Making a generic UpdateSourceTrigger for PropertyChanged in Silverlight

In my previous post I explained how Silverlight 4 lacks the UpdateSourceTrigger for PropertyChanged. I focused on how you can overcome this issue for one of the biggest use cases, which is the TextBox.

In this post I will show how one can do this for any Dependency Property of any Framework element. Please note that this post is quite an experimental one. Probably the use case you are looking for is for the textbox scenario, if that is the case I would suggest that you use the more explicit approach i.e the one I show in my previous post. The take away from this post should be more the idea of how things work rather than the actual code I am using here, this code was never tested in production thus it might contain memory leaks and other issues.

The key for updating the binding when a property changes is to actually know when the property has changed and then force the binding to update the source. In WPF there are multiple ways of doing this, one of which is to use the DependencyPropertyDescriptor class. This class allows you to hook an event handler for when the specified property has changed.
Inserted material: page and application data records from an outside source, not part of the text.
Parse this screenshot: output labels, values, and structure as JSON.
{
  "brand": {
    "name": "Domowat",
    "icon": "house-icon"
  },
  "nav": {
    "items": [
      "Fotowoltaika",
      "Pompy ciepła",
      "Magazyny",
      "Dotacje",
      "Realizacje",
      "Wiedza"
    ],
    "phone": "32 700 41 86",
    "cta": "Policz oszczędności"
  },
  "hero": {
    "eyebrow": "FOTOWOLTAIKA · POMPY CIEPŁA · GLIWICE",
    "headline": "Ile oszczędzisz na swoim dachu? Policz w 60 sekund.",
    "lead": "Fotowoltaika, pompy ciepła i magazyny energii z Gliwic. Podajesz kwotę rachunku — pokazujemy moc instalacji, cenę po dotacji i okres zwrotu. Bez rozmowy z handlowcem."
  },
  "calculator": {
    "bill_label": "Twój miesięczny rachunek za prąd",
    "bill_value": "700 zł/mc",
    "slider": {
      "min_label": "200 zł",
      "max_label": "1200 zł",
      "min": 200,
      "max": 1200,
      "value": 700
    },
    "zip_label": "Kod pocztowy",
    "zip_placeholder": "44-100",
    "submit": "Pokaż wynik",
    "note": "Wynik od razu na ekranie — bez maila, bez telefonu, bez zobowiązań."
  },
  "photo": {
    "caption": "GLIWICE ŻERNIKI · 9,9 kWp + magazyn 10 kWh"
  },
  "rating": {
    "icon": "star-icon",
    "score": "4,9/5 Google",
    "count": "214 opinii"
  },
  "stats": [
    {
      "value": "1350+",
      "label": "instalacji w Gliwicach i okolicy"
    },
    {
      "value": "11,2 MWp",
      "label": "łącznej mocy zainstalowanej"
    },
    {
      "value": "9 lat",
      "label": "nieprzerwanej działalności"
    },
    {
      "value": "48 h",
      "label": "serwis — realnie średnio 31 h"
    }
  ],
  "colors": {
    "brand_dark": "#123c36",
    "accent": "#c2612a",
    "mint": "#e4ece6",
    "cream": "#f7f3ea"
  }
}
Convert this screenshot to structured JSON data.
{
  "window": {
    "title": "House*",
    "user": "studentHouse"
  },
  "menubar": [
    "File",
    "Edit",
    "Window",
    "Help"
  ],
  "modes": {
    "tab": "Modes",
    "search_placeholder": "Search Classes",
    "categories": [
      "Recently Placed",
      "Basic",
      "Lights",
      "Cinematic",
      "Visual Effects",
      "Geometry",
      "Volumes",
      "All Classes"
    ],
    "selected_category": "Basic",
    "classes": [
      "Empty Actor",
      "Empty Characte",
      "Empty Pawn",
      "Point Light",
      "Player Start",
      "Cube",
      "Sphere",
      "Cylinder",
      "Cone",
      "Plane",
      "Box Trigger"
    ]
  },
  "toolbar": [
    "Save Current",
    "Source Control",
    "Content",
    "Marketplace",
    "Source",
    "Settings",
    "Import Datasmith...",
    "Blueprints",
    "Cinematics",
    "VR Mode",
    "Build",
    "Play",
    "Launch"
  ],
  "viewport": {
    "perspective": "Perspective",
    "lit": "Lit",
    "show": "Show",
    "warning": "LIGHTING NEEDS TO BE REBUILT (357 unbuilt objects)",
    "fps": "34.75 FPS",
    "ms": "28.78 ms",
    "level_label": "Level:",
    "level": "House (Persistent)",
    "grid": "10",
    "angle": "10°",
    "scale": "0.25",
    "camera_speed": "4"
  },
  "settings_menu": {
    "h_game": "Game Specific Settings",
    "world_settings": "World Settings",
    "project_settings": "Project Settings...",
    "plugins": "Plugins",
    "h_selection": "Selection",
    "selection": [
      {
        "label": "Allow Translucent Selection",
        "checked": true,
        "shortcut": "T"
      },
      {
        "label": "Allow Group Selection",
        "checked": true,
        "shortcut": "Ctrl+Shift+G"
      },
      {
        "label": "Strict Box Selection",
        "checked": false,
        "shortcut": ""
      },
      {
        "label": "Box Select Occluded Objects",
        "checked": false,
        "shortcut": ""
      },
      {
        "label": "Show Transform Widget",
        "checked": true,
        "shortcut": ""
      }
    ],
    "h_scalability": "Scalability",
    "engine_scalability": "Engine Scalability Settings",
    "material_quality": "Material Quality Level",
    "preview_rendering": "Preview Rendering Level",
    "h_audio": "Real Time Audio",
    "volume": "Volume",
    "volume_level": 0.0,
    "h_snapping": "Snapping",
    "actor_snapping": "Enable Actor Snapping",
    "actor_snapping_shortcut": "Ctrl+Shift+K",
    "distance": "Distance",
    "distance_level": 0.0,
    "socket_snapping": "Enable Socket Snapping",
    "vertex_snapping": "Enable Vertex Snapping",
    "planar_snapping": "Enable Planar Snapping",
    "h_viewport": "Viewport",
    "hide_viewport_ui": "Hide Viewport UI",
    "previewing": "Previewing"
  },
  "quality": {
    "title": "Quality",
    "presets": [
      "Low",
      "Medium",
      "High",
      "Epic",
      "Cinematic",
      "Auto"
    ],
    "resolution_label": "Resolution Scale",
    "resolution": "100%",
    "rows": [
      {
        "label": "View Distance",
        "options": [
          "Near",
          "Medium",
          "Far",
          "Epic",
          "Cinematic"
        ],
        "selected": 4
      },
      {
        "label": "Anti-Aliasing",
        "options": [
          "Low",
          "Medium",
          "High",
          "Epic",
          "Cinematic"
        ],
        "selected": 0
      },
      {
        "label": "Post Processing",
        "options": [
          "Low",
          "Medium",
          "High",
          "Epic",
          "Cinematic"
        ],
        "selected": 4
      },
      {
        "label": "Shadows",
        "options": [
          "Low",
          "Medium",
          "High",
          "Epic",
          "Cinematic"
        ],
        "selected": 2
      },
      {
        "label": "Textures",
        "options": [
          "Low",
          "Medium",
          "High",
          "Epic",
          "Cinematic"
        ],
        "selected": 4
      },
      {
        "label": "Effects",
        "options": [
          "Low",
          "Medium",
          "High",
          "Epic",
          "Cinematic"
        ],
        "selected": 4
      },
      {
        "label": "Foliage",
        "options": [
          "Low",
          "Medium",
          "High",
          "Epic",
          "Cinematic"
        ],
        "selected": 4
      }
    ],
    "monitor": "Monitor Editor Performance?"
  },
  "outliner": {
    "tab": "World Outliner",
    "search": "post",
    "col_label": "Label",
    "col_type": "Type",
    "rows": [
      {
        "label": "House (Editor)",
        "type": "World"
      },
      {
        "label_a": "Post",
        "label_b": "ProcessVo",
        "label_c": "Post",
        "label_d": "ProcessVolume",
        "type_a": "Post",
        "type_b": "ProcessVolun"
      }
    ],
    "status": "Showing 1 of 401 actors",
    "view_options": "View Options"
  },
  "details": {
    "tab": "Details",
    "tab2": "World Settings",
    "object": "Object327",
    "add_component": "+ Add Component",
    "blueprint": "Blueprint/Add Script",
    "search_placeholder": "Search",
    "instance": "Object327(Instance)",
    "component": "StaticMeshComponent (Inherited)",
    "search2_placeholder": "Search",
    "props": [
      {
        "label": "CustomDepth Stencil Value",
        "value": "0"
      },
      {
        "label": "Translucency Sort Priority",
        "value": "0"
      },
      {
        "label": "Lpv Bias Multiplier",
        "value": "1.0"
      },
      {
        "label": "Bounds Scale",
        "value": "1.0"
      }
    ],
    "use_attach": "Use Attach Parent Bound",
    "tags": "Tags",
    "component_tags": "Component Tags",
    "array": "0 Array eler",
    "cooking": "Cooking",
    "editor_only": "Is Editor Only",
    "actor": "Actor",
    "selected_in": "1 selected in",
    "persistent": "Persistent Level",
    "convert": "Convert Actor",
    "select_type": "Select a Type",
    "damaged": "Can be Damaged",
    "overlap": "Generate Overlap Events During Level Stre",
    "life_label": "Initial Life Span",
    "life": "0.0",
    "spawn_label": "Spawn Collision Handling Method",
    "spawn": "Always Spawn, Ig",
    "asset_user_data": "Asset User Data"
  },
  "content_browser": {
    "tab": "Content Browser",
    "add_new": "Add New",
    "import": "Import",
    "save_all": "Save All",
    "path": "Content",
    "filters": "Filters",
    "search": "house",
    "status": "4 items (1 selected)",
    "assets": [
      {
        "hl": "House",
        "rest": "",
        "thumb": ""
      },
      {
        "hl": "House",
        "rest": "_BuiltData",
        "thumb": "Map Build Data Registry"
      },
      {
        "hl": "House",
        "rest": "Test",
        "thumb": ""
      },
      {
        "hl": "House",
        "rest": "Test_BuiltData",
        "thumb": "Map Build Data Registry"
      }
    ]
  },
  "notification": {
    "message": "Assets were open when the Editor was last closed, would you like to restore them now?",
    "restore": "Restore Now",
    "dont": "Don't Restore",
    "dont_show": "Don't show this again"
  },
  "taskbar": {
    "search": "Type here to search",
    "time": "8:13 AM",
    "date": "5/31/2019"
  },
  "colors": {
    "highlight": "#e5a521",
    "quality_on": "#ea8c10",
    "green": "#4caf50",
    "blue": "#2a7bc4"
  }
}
Unfortunately in Silverlight there is no DependencyPropertyDescriptor class thus one has to resort to some ninja trick Smile After doing some internet crawling I found an interesting approach using attached property creating and hooking to the property changed. The idea is that you create an attached property and you bind the newly created attached property to the property that is consuming the binding.

Let’s dig a bit deeper

Let’s say you have the following binding

<TextBox Text=”{Binding SomeText, Mode=TwoWay}”

The Text dependency property is consuming a binding and you want to update the source of the binding as soon as the property changes.

You create an attached property and you bind it to the Text property of that TextBox. This will get you notified when the text changes because when creating the attached property you can have a property changed handler. In the property changed handler you update the source of the binding.

You would create the attached property and the binding for notifications like so

// Create attached property

var listeningProperty = System.Windows.DependencyProperty.RegisterAttached(

    "ListenAttached" + propertyName,



    new System.Windows.PropertyMetadata(OnPropertyChanged));

//Create a binding that will be updated when the property changes

var listeningBinding = new Binding(propertyName) { Source = element };



Ok so I showed how you can workaround the lack of DependencyPropertyDescriptor in Silverlight for property changed notification, now how do we update the binding?

In order to do this we will need to get the instance of the Text Dependency Property. Unfortunately we will need to resort to reflection in order to get the instance of the Dependency property. We can do this by name

var propertyFieldInfo = frameworkElement.GetType().GetField(newPropertyName + "Property");

if (propertyFieldInfo == null)

    throw new InvalidOperationException(String.Format(

        "The property {0} does not exist in the element {1}. Make sure you specified the correct property.",

        newPropertyName, frameworkElement.GetType().FullName));

//Get the dependency property the binding is applied to

var property = (DependencyProperty)


As you can see I am attaching a string “Property” to the actual property name (in this case Text) when I try to get the dependency property by reflection. Even though in XAML you specify “Text” as the property name, the actual dependency property name is TextProperty (which is a coding standard for dependency properties), “Text” is how the property is registered to the framework.

So why did we need to get the actual instance of the Dependency property? We had to do this in order to get the Binding Expression so that we can force the binding expression to update the source of the binding with the new property value. This would look like this

_bindingExpression = element.GetBindingExpression(BoundProperty);

And to update the source (i.e in the property changed handler of the attached property) we would do this


How is this approach generic?

Well let’s see what we did in the “Dig Deeper” section.

– We are getting a dependency property by name

– We get the Binding Expression from that dependency property

– We create an attached property which will be our way of hooking to property changes of a specific dependency property.

mmm… So as such we can have 1 attached property of type string that will generate this hook and update the source for us. If we do this we would have something like this in our XAML

<TextBox Text=”{Binding SomeText, Mode=TwoWay}” local:UpdateSourceTrigger.PropertyName=”Text” />

Not great but not too bad, it will do the trick for now… So here is the code for the attached property (you have to download the sample project)… Its exactly what I explained in the section above.

Please note that I am creating the hook inside a separate class UpdateSourceTriggerProxy. I am doing that so that the operation is atomic and everytime you use this approach we have a different instance of UpdateSourceTriggerProxy doing the hook for updates and the actual update. The object instance we be kept alive because of the property changed delegate.

Download sample project here.